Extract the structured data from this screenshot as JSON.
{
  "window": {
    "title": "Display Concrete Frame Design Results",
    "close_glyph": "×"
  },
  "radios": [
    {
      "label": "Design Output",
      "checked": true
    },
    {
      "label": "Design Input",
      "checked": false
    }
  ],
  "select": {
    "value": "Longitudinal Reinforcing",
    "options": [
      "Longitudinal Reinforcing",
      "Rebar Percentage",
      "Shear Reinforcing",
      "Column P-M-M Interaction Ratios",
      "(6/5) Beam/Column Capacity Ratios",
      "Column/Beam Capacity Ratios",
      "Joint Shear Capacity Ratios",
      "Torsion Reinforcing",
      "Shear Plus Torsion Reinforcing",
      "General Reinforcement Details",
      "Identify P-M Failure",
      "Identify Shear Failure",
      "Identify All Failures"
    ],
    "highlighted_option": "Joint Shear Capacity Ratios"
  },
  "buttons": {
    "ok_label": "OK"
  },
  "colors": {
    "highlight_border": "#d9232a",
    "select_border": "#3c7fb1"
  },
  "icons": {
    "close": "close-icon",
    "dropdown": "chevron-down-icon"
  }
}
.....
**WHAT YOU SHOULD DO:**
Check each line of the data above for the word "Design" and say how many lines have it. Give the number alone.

**WRITTEN ANSWER:**
3